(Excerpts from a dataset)
▬▬▬▬▬▬

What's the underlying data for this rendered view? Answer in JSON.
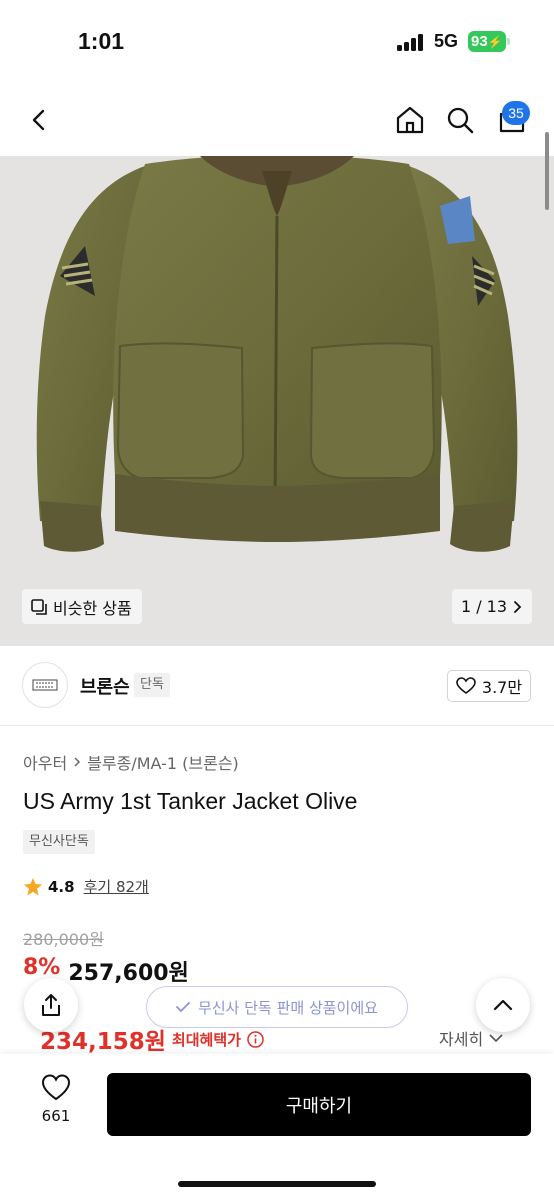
{
  "status_bar": {
    "time": "1:01",
    "network": "5G",
    "battery": "93"
  },
  "nav": {
    "cart_count": "35",
    "icons": [
      "back-icon",
      "home-icon",
      "search-icon",
      "cart-icon"
    ]
  },
  "gallery": {
    "similar_label": "비슷한 상품",
    "counter": "1 / 13"
  },
  "brand": {
    "name": "브론슨",
    "tag": "단독",
    "likes": "3.7만"
  },
  "breadcrumb": {
    "category": "아우터",
    "subcategory": "블루종/MA-1 (브론슨)"
  },
  "product": {
    "title": "US Army 1st Tanker Jacket Olive",
    "exclusive_tag": "무신사단독",
    "rating": "4.8",
    "reviews": "후기 82개"
  },
  "price": {
    "original": "280,000원",
    "discount": "8%",
    "sale": "257,600원",
    "max_benefit": "234,158원",
    "max_label": "최대혜택가",
    "detail_label": "자세히"
  },
  "toast": {
    "text": "무신사 단독 판매 상품이에요"
  },
  "bottom": {
    "wish_count": "661",
    "buy_label": "구매하기"
  },
  "colors": {
    "accent_red": "#e0302a",
    "badge_blue": "#1e74e8",
    "olive": "#6b6b3a"
  }
}
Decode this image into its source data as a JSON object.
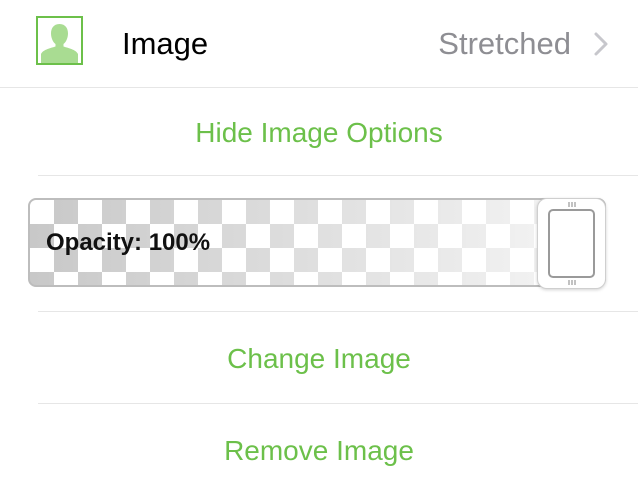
{
  "header": {
    "title": "Image",
    "value": "Stretched",
    "thumbnail_icon": "person-silhouette-icon",
    "chevron_icon": "chevron-right-icon"
  },
  "options_toggle": {
    "label": "Hide Image Options"
  },
  "opacity": {
    "label": "Opacity: 100%",
    "value": 1.0
  },
  "actions": {
    "change_label": "Change Image",
    "remove_label": "Remove Image"
  },
  "colors": {
    "accent": "#6cc04a",
    "secondary_text": "#8e8e93",
    "divider": "#e6e6e6"
  }
}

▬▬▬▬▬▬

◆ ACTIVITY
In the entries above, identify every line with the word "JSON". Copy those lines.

◆ TASK OUTPUT
What's the underlying data for this rendered view? Answer in JSON.
Decode this image into its source data as a JSON object.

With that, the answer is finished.